■ Activity
Where a line of the records contains the word "můžeme", show that line.

■ Task material
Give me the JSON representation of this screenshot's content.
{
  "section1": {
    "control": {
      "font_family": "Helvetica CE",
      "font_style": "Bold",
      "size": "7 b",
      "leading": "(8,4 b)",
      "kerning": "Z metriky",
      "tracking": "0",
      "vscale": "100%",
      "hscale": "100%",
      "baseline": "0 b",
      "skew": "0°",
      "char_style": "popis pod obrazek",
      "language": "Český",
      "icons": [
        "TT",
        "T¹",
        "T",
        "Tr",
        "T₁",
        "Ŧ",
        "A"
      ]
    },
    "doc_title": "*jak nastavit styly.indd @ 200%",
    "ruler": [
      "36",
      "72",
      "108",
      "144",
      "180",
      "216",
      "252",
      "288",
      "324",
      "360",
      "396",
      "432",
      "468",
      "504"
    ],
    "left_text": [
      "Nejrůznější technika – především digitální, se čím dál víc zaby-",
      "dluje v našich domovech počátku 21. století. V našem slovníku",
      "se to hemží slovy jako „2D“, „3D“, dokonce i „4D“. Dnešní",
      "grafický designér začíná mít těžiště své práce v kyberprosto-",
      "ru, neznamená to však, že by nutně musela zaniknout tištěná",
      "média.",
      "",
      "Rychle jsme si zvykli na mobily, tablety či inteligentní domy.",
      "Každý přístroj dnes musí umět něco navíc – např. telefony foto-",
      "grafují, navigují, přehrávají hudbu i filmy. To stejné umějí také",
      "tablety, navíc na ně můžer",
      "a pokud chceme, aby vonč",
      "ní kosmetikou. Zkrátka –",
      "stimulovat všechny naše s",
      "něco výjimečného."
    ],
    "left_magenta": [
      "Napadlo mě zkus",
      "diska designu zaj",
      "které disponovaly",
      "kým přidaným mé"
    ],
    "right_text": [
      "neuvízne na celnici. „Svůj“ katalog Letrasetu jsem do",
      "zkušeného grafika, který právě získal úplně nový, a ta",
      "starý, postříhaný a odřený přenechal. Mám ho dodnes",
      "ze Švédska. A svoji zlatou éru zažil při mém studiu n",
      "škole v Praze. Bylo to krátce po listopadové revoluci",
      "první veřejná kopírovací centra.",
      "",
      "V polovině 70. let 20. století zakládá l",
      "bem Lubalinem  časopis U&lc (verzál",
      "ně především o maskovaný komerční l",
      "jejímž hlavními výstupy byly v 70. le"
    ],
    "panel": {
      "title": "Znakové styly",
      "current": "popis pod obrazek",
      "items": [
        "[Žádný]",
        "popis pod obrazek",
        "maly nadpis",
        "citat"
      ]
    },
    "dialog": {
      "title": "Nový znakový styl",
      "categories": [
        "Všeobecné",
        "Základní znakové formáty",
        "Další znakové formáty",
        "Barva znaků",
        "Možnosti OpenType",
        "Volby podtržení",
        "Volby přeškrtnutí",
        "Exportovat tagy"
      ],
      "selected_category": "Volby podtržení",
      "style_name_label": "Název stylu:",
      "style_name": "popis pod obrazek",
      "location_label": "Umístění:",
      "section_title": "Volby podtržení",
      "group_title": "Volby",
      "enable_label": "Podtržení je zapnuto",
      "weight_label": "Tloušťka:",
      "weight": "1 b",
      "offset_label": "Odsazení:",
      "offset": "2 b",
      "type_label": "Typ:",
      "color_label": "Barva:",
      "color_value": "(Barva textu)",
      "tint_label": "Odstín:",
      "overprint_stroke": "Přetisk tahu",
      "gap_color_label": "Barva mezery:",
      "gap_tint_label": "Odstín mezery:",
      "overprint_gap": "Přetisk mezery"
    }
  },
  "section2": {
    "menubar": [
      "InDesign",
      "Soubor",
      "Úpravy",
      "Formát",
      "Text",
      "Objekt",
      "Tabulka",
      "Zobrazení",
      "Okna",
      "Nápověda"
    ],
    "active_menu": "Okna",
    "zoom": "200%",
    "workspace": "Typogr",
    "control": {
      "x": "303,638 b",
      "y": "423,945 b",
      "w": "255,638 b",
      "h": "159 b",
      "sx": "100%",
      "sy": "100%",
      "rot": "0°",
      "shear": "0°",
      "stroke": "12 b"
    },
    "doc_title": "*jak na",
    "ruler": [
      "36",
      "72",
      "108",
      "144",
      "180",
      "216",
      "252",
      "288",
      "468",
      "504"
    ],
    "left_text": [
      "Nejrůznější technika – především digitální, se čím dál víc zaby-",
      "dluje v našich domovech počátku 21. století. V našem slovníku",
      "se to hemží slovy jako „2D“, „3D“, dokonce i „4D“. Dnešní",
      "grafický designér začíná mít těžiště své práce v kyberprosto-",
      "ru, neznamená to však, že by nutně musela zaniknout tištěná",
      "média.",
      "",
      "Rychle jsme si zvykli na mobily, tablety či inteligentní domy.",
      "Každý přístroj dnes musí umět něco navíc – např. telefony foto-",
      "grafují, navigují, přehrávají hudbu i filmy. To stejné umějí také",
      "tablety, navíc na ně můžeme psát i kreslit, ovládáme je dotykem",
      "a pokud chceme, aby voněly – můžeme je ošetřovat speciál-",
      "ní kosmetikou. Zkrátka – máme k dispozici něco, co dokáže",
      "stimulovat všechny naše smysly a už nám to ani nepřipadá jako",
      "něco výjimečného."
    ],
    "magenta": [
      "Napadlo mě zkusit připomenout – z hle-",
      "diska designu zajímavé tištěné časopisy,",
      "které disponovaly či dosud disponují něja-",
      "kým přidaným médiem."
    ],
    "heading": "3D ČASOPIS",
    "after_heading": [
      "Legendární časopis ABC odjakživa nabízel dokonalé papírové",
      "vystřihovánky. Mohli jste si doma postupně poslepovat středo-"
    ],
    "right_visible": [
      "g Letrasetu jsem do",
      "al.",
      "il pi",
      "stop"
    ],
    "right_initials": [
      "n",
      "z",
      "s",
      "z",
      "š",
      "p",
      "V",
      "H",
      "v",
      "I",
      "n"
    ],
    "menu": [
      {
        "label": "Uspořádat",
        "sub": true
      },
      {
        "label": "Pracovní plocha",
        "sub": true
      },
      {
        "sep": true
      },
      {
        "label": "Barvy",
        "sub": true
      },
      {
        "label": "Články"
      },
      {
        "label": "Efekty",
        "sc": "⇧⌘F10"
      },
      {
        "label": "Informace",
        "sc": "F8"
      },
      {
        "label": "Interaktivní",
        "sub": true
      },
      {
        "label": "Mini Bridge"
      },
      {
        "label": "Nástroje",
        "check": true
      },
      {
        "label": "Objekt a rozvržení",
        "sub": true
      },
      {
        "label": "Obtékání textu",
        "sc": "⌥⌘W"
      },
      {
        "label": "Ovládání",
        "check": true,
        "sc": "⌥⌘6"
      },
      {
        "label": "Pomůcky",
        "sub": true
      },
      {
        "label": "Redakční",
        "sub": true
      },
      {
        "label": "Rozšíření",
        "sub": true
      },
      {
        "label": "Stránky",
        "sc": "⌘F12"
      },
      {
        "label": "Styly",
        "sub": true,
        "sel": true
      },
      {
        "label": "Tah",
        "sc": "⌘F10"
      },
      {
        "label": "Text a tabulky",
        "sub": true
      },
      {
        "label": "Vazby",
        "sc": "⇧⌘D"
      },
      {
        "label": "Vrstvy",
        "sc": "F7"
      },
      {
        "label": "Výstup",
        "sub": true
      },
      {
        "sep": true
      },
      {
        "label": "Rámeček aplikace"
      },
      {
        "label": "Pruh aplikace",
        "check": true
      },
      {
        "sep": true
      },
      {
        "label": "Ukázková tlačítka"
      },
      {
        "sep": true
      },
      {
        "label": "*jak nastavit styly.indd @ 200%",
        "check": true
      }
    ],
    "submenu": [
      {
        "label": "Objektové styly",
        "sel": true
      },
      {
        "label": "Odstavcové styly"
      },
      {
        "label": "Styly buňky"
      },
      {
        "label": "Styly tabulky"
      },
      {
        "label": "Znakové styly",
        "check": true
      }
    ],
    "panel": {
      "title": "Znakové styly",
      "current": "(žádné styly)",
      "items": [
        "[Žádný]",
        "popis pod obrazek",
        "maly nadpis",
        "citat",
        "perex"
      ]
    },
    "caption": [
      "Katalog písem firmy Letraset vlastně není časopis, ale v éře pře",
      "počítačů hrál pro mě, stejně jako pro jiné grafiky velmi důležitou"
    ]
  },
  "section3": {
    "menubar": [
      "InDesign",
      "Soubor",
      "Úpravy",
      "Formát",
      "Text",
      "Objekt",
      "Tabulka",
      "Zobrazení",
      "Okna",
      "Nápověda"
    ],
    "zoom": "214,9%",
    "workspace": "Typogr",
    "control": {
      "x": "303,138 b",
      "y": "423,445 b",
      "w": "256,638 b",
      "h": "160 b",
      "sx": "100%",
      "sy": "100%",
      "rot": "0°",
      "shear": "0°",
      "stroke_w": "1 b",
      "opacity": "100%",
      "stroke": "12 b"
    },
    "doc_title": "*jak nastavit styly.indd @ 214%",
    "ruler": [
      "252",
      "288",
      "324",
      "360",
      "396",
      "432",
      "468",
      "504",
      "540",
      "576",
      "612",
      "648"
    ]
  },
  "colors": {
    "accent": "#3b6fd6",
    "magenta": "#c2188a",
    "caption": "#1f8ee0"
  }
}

■ Answer space
      "tablety, navíc na ně můžeme psát i kreslit, ovládáme je dotykem",
      "a pokud chceme, aby voněly – můžeme je ošetřovat speciál-",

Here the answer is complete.